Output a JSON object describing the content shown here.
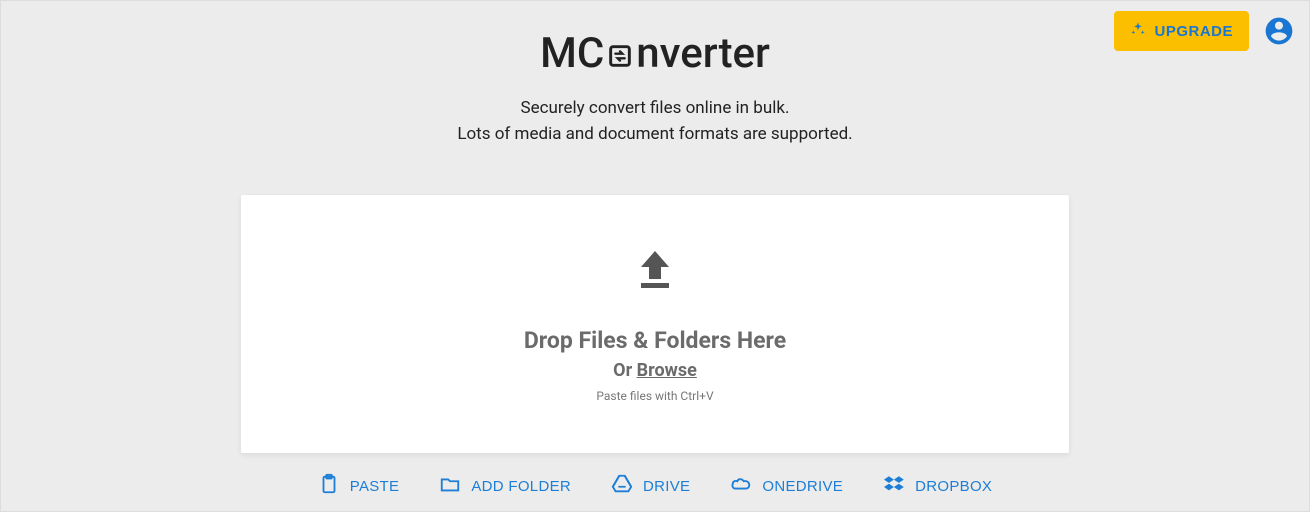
{
  "header": {
    "upgrade_label": "UPGRADE"
  },
  "brand": {
    "name_prefix": "MC",
    "name_suffix": "nverter"
  },
  "subtitle": {
    "line1": "Securely convert files online in bulk.",
    "line2": "Lots of media and document formats are supported."
  },
  "dropzone": {
    "title": "Drop Files & Folders Here",
    "or_text": "Or ",
    "browse_text": "Browse",
    "paste_hint": "Paste files with Ctrl+V"
  },
  "actions": {
    "paste": "PASTE",
    "add_folder": "ADD FOLDER",
    "drive": "DRIVE",
    "onedrive": "ONEDRIVE",
    "dropbox": "DROPBOX"
  },
  "colors": {
    "accent_blue": "#1c7ed6",
    "upgrade_bg": "#fbbf00",
    "page_bg": "#ececec",
    "card_bg": "#ffffff",
    "text_muted": "#6b6b6b"
  }
}
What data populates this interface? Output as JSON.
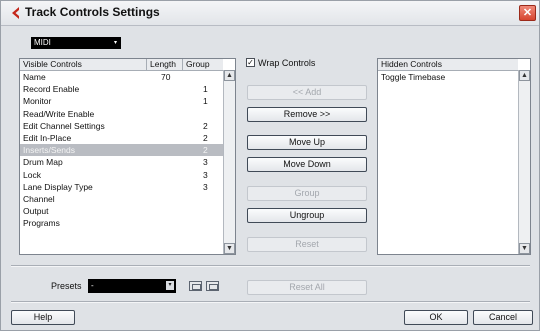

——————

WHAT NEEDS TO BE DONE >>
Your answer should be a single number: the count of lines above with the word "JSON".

SOLUTION TO THE PROBLEM >>
2